◆ ENTRIES SHOWN
================================

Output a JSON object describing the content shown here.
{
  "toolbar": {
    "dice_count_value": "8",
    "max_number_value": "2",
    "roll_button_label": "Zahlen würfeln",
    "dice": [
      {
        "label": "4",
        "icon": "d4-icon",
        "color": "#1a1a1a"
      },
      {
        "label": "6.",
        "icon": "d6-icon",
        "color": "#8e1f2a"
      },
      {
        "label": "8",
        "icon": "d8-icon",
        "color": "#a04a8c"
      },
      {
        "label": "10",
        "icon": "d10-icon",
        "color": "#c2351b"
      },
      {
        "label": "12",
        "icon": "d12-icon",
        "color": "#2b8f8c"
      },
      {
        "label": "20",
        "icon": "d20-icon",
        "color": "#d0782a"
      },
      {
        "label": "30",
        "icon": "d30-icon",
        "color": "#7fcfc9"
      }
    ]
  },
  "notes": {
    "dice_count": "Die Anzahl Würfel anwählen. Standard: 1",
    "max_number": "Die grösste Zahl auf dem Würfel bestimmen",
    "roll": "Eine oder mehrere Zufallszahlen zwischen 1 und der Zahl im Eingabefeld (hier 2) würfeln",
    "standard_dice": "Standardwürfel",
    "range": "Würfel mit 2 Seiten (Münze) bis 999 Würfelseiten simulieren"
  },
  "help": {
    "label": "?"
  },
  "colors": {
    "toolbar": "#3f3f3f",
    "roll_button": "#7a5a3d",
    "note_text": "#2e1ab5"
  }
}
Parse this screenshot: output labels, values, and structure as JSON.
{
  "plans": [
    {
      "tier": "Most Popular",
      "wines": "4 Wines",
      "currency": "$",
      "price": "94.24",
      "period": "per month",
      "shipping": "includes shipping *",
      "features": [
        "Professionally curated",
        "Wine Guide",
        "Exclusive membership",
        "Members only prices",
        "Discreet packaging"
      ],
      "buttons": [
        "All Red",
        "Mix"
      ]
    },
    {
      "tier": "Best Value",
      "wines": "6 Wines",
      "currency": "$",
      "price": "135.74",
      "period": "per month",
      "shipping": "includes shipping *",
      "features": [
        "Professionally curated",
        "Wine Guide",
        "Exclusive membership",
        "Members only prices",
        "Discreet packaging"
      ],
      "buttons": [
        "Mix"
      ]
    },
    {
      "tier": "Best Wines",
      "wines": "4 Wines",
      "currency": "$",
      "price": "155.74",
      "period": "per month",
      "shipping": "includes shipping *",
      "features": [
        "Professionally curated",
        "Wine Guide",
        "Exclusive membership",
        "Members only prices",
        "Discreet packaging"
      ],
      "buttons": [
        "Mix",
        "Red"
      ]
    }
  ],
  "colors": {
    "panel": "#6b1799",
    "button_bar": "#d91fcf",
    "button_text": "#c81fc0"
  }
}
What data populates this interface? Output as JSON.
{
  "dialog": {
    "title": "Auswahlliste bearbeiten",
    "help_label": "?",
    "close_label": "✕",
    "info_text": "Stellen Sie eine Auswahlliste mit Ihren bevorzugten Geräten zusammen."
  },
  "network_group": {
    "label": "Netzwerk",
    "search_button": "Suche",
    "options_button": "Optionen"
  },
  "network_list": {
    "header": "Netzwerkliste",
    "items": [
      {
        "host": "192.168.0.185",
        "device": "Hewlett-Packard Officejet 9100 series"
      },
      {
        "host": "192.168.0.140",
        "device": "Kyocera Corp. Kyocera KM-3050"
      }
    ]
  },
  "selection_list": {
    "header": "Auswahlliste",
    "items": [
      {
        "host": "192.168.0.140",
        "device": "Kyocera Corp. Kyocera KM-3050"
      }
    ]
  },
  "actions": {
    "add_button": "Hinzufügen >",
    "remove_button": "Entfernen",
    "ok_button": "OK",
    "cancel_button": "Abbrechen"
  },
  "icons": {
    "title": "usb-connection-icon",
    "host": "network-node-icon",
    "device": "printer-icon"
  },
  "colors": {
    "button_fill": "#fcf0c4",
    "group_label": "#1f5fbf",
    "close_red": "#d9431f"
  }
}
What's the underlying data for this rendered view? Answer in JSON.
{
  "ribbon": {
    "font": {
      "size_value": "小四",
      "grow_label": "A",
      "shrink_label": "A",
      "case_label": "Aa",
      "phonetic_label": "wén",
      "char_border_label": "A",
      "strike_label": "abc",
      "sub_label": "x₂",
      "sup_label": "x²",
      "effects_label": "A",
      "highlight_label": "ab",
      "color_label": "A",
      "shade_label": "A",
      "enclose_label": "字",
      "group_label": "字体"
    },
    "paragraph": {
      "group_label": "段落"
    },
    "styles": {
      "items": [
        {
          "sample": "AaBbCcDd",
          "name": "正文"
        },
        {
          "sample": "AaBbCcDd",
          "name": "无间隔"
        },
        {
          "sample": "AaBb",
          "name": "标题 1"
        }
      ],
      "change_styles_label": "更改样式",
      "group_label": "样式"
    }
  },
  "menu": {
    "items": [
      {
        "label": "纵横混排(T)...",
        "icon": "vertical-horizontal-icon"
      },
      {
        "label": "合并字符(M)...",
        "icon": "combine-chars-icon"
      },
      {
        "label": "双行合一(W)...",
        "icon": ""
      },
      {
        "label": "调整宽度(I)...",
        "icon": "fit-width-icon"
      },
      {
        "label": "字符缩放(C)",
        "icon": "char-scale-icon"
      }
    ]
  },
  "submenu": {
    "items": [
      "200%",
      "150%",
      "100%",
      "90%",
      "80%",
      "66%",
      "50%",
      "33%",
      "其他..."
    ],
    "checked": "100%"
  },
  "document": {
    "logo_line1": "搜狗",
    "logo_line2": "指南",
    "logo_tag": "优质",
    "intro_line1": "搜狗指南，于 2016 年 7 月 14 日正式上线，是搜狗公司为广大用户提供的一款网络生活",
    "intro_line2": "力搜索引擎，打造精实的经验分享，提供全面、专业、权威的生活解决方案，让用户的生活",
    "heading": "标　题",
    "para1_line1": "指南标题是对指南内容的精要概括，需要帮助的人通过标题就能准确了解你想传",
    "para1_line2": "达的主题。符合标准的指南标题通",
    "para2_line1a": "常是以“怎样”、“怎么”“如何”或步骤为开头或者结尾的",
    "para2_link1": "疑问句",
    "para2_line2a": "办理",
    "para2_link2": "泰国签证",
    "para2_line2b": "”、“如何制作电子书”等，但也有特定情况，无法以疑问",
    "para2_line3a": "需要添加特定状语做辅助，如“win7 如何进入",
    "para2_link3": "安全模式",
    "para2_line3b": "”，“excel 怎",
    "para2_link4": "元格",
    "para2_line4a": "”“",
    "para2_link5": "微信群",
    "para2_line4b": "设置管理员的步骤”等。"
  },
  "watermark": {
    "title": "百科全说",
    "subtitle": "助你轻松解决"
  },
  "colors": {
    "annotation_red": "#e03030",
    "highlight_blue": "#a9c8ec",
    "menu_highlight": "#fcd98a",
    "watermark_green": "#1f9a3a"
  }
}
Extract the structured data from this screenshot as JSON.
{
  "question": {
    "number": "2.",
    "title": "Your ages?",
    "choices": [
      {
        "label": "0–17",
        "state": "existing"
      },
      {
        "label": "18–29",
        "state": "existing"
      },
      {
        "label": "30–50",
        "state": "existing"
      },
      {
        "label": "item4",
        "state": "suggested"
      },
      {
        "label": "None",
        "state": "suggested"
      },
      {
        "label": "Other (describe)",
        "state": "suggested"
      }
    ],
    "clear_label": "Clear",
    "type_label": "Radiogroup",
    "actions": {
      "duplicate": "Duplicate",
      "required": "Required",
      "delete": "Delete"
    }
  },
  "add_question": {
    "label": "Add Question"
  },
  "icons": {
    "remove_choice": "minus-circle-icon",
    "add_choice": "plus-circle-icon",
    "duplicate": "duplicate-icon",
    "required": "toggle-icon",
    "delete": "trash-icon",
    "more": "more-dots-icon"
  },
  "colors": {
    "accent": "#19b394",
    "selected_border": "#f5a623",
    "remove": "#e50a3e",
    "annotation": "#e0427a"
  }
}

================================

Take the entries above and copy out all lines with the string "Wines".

◆ WORKED SOLUTION
      "wines": "4 Wines",
      "wines": "6 Wines",
      "tier": "Best Wines",
      "wines": "4 Wines",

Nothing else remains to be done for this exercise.